((
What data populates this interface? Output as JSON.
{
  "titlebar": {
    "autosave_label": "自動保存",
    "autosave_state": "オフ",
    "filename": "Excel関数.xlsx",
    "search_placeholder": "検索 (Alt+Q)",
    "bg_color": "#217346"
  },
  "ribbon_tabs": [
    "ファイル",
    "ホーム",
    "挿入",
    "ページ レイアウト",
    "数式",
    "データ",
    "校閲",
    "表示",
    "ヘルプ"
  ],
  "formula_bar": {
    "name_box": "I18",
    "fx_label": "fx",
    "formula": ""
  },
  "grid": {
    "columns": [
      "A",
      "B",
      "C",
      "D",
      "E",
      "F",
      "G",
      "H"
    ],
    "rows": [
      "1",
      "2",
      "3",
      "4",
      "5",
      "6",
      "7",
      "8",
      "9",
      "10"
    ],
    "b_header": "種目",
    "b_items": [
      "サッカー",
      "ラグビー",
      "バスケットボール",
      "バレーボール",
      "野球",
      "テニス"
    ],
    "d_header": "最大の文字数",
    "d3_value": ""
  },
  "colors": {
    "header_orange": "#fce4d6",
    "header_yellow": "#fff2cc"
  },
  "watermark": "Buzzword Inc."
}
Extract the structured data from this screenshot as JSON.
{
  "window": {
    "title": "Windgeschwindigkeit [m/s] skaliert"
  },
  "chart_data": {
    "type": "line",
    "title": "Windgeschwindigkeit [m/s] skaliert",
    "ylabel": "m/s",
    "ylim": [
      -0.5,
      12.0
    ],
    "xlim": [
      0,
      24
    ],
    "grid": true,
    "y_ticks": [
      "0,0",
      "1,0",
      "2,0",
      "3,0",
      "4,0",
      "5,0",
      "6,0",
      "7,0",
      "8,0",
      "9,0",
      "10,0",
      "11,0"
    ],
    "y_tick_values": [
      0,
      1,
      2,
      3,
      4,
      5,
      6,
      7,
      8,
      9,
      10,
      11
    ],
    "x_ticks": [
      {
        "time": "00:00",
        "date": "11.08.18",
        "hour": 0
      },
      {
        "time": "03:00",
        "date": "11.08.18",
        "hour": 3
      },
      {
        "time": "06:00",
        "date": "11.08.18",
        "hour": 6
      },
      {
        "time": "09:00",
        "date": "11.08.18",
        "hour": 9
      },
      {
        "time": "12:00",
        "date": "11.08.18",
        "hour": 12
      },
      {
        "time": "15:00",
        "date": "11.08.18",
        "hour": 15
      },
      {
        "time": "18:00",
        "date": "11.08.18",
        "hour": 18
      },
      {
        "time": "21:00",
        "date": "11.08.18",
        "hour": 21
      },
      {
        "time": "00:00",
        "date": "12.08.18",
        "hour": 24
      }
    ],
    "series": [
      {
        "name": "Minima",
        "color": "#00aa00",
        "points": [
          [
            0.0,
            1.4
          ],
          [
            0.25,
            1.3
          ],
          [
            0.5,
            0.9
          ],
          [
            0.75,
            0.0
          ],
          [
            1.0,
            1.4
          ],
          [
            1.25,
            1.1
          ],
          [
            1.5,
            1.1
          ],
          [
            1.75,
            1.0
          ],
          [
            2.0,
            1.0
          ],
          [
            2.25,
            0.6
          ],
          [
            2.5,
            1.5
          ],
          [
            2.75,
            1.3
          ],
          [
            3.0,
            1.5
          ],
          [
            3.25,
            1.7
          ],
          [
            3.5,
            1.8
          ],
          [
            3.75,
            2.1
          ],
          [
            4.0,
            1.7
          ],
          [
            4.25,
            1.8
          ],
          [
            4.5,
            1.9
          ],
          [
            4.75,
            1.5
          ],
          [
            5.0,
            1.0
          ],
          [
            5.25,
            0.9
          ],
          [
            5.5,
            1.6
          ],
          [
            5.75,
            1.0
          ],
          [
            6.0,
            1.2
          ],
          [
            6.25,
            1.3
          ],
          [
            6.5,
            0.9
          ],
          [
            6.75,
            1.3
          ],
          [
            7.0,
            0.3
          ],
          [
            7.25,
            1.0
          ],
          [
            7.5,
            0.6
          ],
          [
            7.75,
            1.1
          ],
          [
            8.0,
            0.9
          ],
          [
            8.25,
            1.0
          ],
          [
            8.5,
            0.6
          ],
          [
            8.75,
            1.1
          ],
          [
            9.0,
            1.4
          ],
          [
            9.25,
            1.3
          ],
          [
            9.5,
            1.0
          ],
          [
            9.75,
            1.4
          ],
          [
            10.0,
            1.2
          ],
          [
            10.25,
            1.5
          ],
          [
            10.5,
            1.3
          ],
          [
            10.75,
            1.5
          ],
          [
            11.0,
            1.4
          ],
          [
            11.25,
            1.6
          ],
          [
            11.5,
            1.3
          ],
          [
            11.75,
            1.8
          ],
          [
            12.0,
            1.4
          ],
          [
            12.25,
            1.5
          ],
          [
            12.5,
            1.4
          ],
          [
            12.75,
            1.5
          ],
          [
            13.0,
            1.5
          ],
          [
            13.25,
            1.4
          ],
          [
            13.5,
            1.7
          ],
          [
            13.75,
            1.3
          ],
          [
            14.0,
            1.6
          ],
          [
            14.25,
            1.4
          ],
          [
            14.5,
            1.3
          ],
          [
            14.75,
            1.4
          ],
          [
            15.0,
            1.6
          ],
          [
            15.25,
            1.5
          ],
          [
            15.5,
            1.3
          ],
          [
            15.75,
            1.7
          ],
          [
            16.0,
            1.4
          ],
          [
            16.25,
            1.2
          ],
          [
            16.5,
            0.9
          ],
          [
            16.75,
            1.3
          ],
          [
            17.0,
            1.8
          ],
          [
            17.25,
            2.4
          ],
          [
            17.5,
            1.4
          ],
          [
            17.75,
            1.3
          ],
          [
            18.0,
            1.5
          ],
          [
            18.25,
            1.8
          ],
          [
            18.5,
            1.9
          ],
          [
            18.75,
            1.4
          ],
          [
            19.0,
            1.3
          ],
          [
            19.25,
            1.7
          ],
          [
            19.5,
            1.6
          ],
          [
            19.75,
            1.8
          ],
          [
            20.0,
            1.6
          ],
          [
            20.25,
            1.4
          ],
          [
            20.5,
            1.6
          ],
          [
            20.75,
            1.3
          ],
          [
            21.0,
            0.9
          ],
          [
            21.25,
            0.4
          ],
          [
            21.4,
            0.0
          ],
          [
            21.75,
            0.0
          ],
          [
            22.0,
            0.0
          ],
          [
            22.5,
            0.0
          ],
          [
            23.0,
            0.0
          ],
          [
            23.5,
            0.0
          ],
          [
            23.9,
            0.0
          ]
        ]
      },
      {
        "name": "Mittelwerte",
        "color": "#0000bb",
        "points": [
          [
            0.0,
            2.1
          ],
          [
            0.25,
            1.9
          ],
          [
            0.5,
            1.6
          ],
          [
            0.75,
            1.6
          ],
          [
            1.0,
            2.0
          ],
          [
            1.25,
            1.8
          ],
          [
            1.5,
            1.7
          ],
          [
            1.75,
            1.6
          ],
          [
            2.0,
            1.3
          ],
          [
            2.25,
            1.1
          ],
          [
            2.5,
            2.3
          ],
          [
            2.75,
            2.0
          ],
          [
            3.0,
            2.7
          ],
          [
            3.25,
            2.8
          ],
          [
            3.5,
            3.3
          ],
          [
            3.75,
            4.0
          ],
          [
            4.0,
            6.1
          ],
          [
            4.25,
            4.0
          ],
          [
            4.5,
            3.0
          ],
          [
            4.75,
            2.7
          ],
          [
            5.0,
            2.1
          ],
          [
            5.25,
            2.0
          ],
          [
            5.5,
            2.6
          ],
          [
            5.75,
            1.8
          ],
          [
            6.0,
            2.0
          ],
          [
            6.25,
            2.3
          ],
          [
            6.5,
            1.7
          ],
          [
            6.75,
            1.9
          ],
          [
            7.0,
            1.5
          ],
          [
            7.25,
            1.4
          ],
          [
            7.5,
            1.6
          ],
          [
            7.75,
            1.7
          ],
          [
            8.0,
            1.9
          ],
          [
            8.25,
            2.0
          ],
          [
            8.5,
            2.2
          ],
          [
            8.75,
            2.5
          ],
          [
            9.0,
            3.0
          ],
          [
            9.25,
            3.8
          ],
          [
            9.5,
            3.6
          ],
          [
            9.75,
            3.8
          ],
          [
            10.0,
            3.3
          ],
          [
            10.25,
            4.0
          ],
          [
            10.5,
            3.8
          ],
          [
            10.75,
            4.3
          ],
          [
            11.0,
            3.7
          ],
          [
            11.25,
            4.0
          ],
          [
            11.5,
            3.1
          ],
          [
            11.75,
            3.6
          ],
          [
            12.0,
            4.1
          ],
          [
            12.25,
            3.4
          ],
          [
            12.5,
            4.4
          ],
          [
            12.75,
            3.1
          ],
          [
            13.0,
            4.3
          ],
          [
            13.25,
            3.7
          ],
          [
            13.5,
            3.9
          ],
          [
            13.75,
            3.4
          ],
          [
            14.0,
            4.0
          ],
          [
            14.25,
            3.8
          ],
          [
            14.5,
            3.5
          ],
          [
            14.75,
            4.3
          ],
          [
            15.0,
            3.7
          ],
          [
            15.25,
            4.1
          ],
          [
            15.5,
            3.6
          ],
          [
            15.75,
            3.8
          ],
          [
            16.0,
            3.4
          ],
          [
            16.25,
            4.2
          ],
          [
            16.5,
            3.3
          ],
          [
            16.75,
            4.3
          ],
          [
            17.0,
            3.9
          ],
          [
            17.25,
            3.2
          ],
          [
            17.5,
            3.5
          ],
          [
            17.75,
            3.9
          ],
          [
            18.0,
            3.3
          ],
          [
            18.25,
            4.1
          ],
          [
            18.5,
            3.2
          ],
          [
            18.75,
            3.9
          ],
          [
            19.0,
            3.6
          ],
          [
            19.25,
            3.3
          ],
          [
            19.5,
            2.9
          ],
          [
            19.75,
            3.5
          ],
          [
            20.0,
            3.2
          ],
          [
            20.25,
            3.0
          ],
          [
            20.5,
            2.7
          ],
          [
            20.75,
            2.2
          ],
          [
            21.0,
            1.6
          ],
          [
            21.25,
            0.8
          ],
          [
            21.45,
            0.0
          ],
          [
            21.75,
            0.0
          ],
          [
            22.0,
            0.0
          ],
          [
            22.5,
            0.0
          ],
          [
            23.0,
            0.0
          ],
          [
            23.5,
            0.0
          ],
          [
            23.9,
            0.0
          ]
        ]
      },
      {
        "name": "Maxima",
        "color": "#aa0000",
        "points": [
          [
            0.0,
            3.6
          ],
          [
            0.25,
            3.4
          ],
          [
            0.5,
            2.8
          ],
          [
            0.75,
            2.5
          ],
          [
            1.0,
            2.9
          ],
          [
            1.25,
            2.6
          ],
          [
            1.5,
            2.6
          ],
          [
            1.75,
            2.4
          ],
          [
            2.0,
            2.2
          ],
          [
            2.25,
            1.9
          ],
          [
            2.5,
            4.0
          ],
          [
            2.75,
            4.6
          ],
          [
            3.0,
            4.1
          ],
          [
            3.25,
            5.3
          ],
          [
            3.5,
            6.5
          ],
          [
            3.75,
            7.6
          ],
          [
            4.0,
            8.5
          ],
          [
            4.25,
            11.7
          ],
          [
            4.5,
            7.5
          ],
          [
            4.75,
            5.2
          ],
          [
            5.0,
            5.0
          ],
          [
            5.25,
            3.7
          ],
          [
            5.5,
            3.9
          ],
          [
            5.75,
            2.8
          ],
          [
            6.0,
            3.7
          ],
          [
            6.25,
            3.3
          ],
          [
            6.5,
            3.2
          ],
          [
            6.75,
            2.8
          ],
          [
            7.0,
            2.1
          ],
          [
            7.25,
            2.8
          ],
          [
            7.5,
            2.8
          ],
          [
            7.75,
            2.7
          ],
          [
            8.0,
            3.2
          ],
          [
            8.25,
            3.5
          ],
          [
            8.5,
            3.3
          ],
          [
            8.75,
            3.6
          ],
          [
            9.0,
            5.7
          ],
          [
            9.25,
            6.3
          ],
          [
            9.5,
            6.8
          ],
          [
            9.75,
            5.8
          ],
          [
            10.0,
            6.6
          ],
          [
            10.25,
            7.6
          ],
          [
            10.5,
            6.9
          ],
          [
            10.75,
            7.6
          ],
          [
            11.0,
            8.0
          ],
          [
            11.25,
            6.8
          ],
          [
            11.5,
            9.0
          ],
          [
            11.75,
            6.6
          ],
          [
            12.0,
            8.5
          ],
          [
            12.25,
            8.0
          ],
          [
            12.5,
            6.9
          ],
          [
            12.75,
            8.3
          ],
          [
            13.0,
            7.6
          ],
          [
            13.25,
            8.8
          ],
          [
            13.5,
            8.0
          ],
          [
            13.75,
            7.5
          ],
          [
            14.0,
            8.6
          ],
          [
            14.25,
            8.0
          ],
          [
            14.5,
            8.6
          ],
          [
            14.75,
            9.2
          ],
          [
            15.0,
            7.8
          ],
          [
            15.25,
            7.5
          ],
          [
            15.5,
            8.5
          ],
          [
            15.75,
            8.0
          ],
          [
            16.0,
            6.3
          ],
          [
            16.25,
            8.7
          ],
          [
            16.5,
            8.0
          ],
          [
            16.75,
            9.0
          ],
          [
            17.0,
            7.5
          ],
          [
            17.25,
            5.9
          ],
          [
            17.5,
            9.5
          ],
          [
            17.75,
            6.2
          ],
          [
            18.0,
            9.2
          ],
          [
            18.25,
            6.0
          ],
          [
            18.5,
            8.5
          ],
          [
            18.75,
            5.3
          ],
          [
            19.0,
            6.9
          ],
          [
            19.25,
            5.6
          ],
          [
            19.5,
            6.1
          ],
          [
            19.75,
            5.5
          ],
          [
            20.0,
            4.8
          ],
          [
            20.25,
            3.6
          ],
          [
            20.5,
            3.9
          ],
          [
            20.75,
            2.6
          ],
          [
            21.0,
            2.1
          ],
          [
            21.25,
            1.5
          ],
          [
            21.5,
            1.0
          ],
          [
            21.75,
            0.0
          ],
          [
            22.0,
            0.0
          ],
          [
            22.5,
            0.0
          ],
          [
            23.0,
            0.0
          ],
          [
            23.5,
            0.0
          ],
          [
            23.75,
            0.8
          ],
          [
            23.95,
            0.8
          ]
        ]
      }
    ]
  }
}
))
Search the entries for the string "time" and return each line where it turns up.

        "time": "00:00",
        "time": "03:00",
        "time": "06:00",
        "time": "09:00",
        "time": "12:00",
        "time": "15:00",
        "time": "18:00",
        "time": "21:00",
        "time": "00:00",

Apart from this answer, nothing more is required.